Elephants are some of the world’s most distinguishable animals, with their massive sizes and particularly long trunks being some of the primary takeaways concerning their physical appearance. But as it turns out, those lanky trunks they sport aren’t just for looks – they actually give these animals a finely-tuned sense of smell that exceeds even that of dogs.
Image Credit: Pixabay
Elephant olfaction has long been a topic of interest among animal experts, and with that in mind, it should come to no surprise to anyone that researchers have published a new study just this week in the journal Proceedings of the National Academy of Sciences (PNAS) regarding it.

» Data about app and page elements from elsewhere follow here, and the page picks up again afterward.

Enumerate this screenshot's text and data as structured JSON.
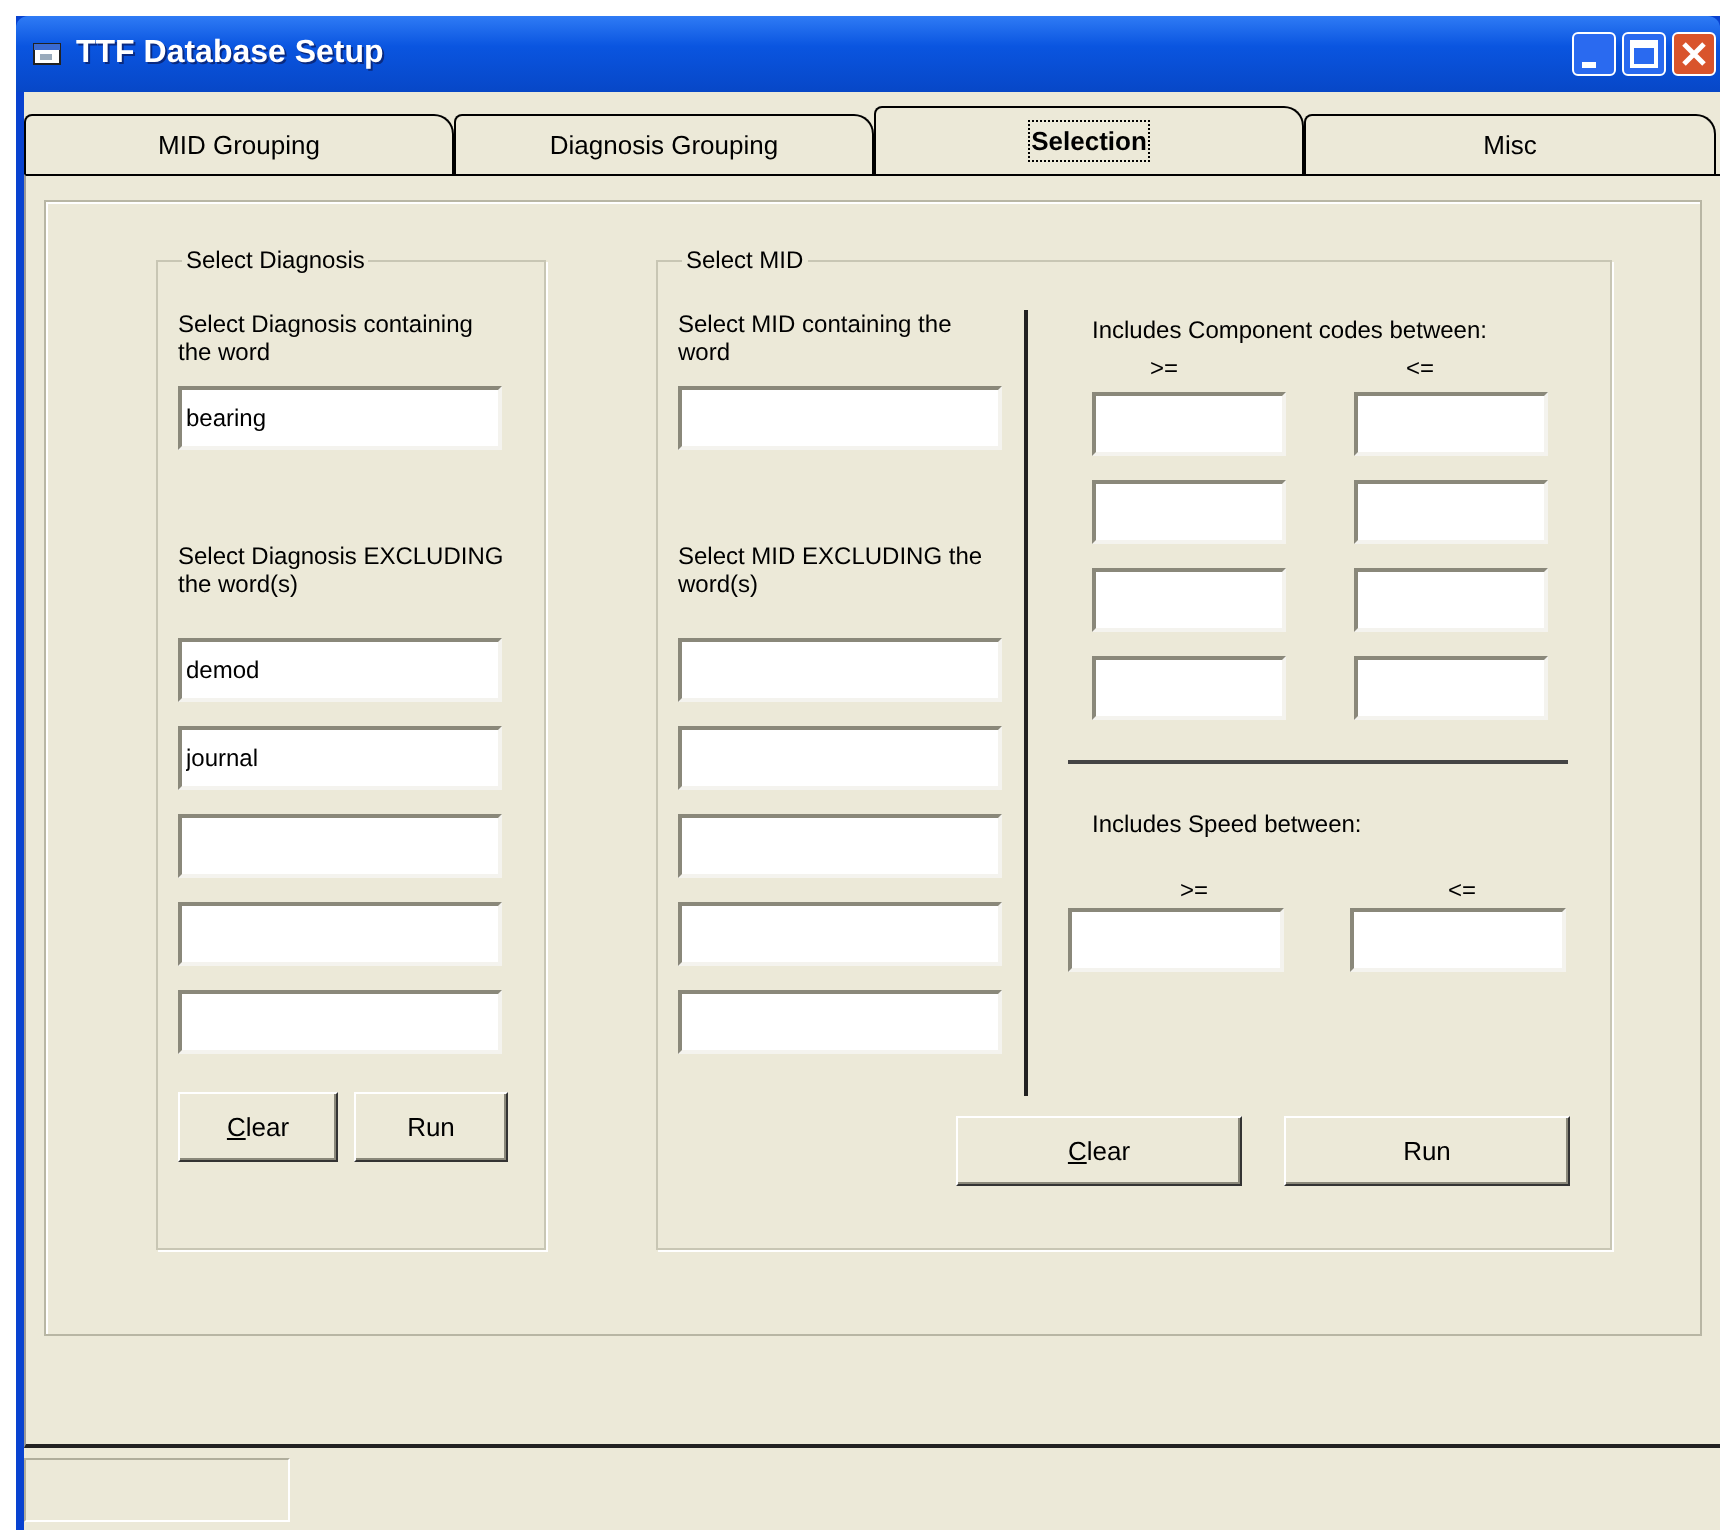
{
  "window": {
    "title": "TTF Database Setup",
    "controls": [
      {
        "kind": "minimize"
      },
      {
        "kind": "maximize"
      },
      {
        "kind": "close"
      }
    ]
  },
  "tabs": [
    {
      "label": "MID Grouping",
      "selected": false
    },
    {
      "label": "Diagnosis Grouping",
      "selected": false
    },
    {
      "label": "Selection",
      "selected": true
    },
    {
      "label": "Misc",
      "selected": false
    }
  ],
  "diagnosis_group": {
    "title": "Select Diagnosis",
    "include_label": "Select Diagnosis containing the word",
    "include_fields": [
      {
        "kind": "text_box",
        "value": "bearing"
      }
    ],
    "exclude_label": "Select Diagnosis EXCLUDING the word(s)",
    "exclude_fields": [
      {
        "kind": "text_box",
        "value": "demod"
      },
      {
        "kind": "text_box",
        "value": "journal"
      },
      {
        "kind": "text_box"
      },
      {
        "kind": "text_box"
      },
      {
        "kind": "text_box"
      }
    ],
    "buttons": [
      {
        "label_parts": [
          {
            "text": "C",
            "underlined": true
          },
          {
            "text": "lear",
            "underlined": false
          }
        ]
      },
      {
        "label_parts": [
          {
            "text": "Run",
            "underlined": false
          }
        ]
      }
    ]
  },
  "mid_group": {
    "title": "Select MID",
    "include_label": "Select MID containing the word",
    "include_fields": [
      {
        "kind": "text_box"
      }
    ],
    "exclude_label": "Select MID EXCLUDING the word(s)",
    "exclude_fields": [
      {
        "kind": "text_box"
      },
      {
        "kind": "text_box"
      },
      {
        "kind": "text_box"
      },
      {
        "kind": "text_box"
      },
      {
        "kind": "text_box"
      }
    ],
    "component_label": "Includes Component codes between:",
    "component_min_label": ">=",
    "component_max_label": "<=",
    "component_rows": [
      {
        "kind": "text_box_pair"
      },
      {
        "kind": "text_box_pair"
      },
      {
        "kind": "text_box_pair"
      },
      {
        "kind": "text_box_pair"
      }
    ],
    "speed_label": "Includes Speed between:",
    "speed_min_label": ">=",
    "speed_max_label": "<=",
    "buttons": [
      {
        "label_parts": [
          {
            "text": "C",
            "underlined": true
          },
          {
            "text": "lear",
            "underlined": false
          }
        ]
      },
      {
        "label_parts": [
          {
            "text": "Run",
            "underlined": false
          }
        ]
      }
    ]
  }
}
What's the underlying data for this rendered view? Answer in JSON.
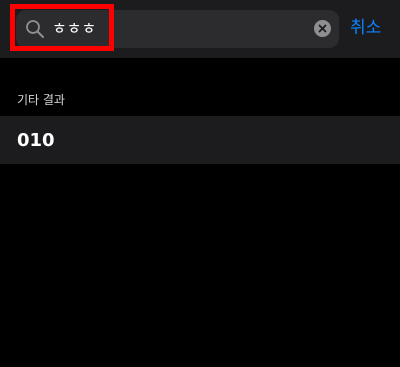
{
  "search": {
    "value": "ㅎㅎㅎ",
    "icon": "search-icon",
    "clear_icon": "clear-circle-icon"
  },
  "cancel_label": "취소",
  "section": {
    "title": "기타 결과"
  },
  "results": [
    {
      "label": "010"
    }
  ],
  "colors": {
    "accent": "#0a84ff",
    "highlight": "#ff0000",
    "background": "#000000",
    "bar": "#1c1c1e",
    "field": "#2c2c2e"
  }
}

While you and I would need to use our eyes to discern the difference between two different quantities of food, it seems that elephants can achieve this feat with the sense of smell alone. Hunter College’s Dr. Joshua Plotnik and colleagues discovered this after conducting scent-centric experiments on Asian elephants at the Anantara Golden Triangle Elephant Camp and Resort in Chiang Rai, Thailand.
According to the paper, the researchers filled two separate buckets with varying quantities of sunflower seeds and then capped the buckets with lids to make the contents invisible to the elephants. They then poked holes in the lid so that the aroma of sunflower seeds would permeate the air around the buckets, allowing nearby elephants to sniff it out.
One by one, the researchers observed as the elephants showed more interest in the bucket filled with more sunflower seeds than the bucket filled with less. To be sure that this wasn’t a fluke, the researchers rotated the buckets and continuously filled them with varying amounts of sunflower seeds with each run, but the results remained somewhat consistent regardless of these tweaks.
“Remarkably, when we put two different quantities in the buckets, the elephants consistently chose the quantity that had more over less,” Dr. Plotnik explained regarding the experiments.
It’s worth noting that some of the elephants did sometimes choose wrong, but not as often as they chose correctly. The researchers found that the males picked the bucket with more sunflower seeds more often and that a more significant difference between the sunflower seed quantities improved the elephant’s chances of choosing the right one.
It remains to be seen how the elephants discern the larger food quantities by scent alone, but one can only speculate that perhaps a more substantial portion of food smells more pungent than a smaller amount.
Perhaps additional research regarding this phenomenon can garner some useful answers.